Your task is to work out how many lines in the data that follows hold "content" and to state that number alone.

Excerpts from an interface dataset
▼
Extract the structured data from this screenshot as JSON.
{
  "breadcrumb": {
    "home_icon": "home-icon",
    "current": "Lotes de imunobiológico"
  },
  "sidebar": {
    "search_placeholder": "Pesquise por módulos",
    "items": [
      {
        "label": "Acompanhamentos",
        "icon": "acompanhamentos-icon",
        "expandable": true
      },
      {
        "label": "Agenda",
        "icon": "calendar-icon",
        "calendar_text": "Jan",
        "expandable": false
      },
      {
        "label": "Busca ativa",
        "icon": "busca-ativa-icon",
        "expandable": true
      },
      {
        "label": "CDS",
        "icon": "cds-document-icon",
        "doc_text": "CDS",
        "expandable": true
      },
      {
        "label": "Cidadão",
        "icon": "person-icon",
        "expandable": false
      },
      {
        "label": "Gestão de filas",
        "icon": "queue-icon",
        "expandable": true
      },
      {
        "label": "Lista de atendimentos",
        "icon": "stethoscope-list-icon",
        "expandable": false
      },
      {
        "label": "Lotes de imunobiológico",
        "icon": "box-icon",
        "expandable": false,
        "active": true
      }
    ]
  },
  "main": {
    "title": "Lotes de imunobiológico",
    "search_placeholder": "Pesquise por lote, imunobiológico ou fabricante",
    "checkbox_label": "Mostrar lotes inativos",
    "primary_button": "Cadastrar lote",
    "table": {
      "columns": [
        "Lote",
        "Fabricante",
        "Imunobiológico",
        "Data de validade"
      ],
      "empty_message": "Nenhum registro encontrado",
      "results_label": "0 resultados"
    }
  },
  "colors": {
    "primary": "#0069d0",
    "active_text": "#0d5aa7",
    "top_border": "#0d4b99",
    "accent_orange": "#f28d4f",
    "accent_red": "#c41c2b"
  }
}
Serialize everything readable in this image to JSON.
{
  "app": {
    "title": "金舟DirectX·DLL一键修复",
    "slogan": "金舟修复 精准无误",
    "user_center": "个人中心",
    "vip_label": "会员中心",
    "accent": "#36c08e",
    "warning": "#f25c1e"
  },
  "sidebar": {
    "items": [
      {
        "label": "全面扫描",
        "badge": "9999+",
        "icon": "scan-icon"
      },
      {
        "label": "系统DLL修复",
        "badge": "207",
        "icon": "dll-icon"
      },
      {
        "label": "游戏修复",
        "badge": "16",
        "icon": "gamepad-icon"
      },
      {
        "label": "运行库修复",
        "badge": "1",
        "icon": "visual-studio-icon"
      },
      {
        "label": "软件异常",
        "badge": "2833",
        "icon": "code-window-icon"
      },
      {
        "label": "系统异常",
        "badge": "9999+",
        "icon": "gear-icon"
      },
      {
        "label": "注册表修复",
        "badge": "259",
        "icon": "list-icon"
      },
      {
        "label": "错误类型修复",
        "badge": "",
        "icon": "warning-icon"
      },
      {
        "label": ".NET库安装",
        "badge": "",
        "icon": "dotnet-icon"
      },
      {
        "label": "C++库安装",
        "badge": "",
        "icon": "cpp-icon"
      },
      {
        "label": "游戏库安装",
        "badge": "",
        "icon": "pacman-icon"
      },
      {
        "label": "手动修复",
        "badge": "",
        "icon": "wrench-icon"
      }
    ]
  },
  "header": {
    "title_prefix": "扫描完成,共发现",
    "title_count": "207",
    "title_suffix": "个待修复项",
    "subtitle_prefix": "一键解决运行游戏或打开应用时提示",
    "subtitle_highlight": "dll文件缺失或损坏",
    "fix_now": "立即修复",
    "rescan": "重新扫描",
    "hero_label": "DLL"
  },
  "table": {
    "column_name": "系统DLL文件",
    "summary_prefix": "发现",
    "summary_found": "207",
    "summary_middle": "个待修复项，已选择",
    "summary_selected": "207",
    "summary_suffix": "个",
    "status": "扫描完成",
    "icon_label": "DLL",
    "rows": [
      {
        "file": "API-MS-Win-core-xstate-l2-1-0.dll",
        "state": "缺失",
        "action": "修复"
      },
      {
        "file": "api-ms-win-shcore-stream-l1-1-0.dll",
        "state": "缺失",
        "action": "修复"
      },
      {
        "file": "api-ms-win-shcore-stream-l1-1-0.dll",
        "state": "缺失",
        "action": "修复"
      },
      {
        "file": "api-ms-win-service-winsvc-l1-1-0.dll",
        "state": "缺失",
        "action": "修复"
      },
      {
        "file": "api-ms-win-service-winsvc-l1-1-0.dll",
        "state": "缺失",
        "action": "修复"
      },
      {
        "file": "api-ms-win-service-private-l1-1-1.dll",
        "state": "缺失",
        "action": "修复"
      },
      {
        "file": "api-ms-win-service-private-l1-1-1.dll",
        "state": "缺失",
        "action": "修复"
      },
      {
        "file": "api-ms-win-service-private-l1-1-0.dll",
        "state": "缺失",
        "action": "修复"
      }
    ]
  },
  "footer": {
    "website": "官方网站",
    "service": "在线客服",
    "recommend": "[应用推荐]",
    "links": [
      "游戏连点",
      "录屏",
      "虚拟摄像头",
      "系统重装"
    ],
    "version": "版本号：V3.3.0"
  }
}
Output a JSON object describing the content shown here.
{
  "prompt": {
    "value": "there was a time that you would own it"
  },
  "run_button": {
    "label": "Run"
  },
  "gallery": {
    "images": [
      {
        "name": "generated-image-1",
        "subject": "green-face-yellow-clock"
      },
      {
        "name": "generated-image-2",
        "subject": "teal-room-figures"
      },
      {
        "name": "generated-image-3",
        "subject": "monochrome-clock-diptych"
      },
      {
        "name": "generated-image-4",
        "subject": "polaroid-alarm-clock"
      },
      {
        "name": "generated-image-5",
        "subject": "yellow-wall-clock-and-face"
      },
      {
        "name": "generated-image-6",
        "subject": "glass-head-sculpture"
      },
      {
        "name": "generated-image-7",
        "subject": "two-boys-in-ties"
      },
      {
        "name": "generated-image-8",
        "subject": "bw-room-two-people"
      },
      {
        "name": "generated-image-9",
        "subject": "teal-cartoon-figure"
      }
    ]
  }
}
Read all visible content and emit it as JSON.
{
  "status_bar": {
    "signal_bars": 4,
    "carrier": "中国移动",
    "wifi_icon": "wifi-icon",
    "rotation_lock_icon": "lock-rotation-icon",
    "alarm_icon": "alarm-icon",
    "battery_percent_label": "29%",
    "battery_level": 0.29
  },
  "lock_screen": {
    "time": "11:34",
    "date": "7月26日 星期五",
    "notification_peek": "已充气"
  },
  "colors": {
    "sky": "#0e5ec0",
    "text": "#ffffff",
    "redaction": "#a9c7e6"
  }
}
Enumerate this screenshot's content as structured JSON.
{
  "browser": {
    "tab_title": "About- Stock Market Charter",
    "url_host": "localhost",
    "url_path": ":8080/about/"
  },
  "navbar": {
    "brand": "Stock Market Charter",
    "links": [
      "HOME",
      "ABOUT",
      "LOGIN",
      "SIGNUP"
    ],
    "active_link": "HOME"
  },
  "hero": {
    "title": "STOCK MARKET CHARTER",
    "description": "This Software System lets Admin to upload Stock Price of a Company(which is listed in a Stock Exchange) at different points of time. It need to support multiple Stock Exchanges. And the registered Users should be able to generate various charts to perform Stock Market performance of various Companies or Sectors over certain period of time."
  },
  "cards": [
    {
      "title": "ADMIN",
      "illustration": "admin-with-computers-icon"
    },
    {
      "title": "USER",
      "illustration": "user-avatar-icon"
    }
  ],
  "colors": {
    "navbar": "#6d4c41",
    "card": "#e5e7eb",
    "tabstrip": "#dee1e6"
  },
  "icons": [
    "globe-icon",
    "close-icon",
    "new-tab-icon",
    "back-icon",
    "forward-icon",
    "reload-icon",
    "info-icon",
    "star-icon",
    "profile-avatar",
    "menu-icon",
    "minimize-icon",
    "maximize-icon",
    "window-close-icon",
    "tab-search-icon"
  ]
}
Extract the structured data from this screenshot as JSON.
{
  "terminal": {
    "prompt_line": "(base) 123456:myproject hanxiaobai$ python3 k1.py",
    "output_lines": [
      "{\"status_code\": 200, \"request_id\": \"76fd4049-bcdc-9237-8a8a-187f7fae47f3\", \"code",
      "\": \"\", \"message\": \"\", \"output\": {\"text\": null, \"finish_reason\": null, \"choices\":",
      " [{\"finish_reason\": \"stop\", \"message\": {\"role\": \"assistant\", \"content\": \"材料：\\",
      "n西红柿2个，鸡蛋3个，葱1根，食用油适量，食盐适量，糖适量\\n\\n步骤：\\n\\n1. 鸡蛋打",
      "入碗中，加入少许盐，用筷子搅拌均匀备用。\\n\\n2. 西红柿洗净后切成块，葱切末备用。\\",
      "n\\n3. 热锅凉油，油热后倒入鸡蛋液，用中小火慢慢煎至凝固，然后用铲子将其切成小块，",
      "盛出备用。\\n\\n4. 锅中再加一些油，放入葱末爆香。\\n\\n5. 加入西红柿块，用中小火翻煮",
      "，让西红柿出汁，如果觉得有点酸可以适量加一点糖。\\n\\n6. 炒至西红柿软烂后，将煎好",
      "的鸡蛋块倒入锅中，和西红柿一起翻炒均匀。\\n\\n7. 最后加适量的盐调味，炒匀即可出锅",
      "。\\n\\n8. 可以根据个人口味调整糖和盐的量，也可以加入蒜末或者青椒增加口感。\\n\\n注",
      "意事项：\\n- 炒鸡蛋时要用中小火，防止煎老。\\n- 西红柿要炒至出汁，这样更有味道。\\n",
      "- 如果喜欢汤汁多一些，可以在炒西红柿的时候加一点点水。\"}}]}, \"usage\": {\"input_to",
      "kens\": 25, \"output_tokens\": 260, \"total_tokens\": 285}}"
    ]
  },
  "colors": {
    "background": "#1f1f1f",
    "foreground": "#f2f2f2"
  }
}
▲
**REPLY:** 4